Club Member Danny Jent reflects on his BJCP Tasting Exam experience.
Danny Jent wrote the following to describe his experience when taking the BJCP exam in November. He hopes that his reflections will be helpful to those preparing to take the exam themselves.
I write this just nearly 48 hours after sitting for the BJCP exam in St. Louis, and thought I’d take some time to share my thoughts and experience for those either preparing or even kicking around the idea of sitting for the exam. First off, let me disclose that I feel really good in regards to how I did on the exam. That’s not necessarily because I feel like I nailed the scoring relative to the proctor judges, or picked out all the potential flaws in the sample beers; I simply made a plan of how I wanted to approach the tasting exam, and I felt like I was able to execute the process I created as well as could have hoped for.
One thing about the tasting exam that I believe gets overlooked far too much, is that what you say in comparison to the Proctor judges only really accounts for about 20% of your overall score. Passing the BJCP exam has more to do with the depth of how well you can convey what it is YOU are tasting in a beer and how well you complete the scoresheet itself, than necessarily if you can “give the right answer(s).” With that in mind, I built a simple framework to consistently complete my scoresheets in a way that I feel gives me a good opportunity to pass. (In case you were unaware, you don’t get the results for the exam for 3-6 months unfortunately; but fingers crossed). My main focus, as you might guess, was on the Aroma & Flavor sections. In completing each of these I made a point to state whether Malt aroma/flavor as a whole was low/med/high, and then list the aroma/flavor descriptors I felt were appropriate while also categorizing them as low/med/high.

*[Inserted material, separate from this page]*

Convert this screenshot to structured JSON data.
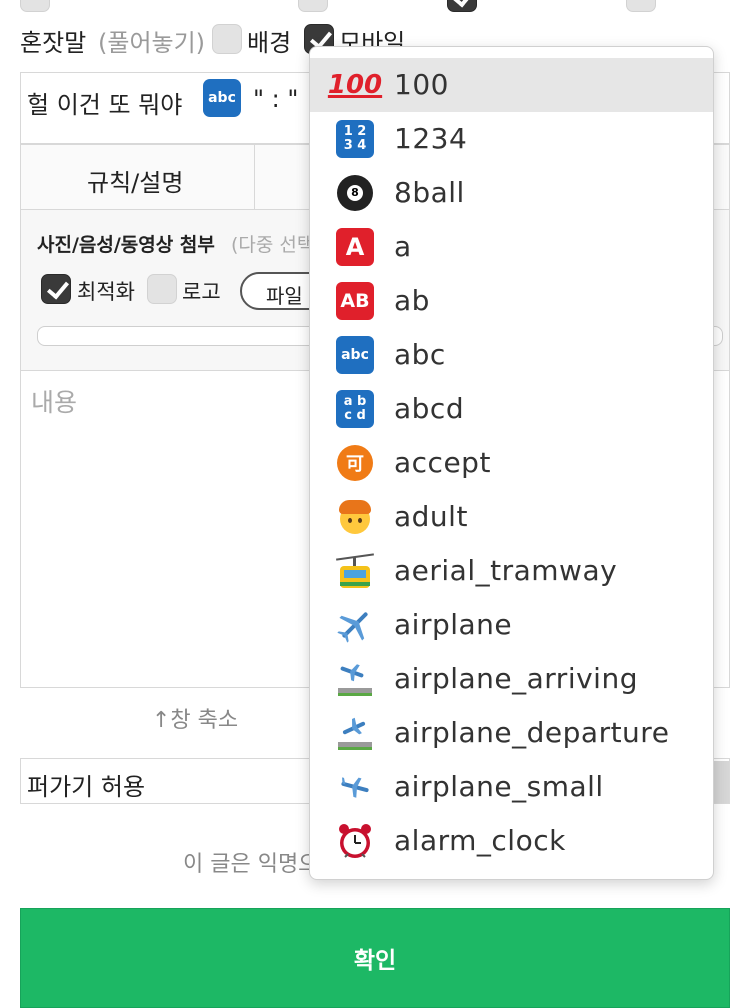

So for example, in the flavor section of the English Porter that was part of our flight, I wrote, “Moderately intense malt flavor with medium-high notes of caramel, molasses, and toffee; likewise, low notes of coffee and a lightly roasted character are present towards the backend of the palate.” Regardless of what the style guide for English Porter says, this is what I thought I tasted in the sample provided; and I followed this same approach in describing hop flavor & aroma, as well as esters, phenolics, and any other noticeable aromatics, flavors, or potential flaws. Additionally, I made a point to try and remain mostly objective in the first four sections of the scoresheet, and reserve any comments on how it did or did not fit style in the overall remarks.
I think too often we get wrapped up in feeling like we need to know every detail about the categories and subcategories the BJCP spells out in their guidelines; when in all actuality the judging process is much easier and natural when you focus on what YOU’RE tasting, and not necessarily what you think you are supposed to be tasting. As the proctor for the exam in St. Louis said before we started, there’s no reason to stress about this, because at the end of the day it’s still just beer; and why would you stress about having a beer?
In that regard, I actually really enjoyed the experience of the exam itself. I forgot how much I detest handwriting anything of length, but the flight the proctor pulled for us made up for it well enough and included: Kolsch, American Pale Ale, English Porter, American Brown Ale, Belgian Golden Strong, and an American Barleywine. Personally, I was slightly concerned about finishing each sheet in the allotted 15mins; but I found that by coming up with the process I mentioned above and working at following that process consistently, I actually ended up having about 2 mins to spare to make sure I’d checked the boxes on the bottom and side of each sheet (you lose points if you don’t, just FYI).
As I mentioned previously, I don’t know for sure that I passed the exam. Once all your paperwork’s collected, the proctors do go through each beer revealing what they scored it and any major flaws, etc. they noted; but again, this part only accounts for a small portion of your total score. At the end of the day, I feel good about what I said about each beer, and personally I think I did so in enough detail/completeness to pass and become certified. If not, that’s fine too. At the end of the day it’s still just beer. I say all this not to pat myself on the back or anything, but more to hopefully dispel reasons or fears of why people tend to avoid the BJCP in general. In my experience, it’s like everything else in this hobby. If you develop and hone your process, and get enough practice in to gain some experience; it’s really nothing more than another day enjoying a few samples of beer.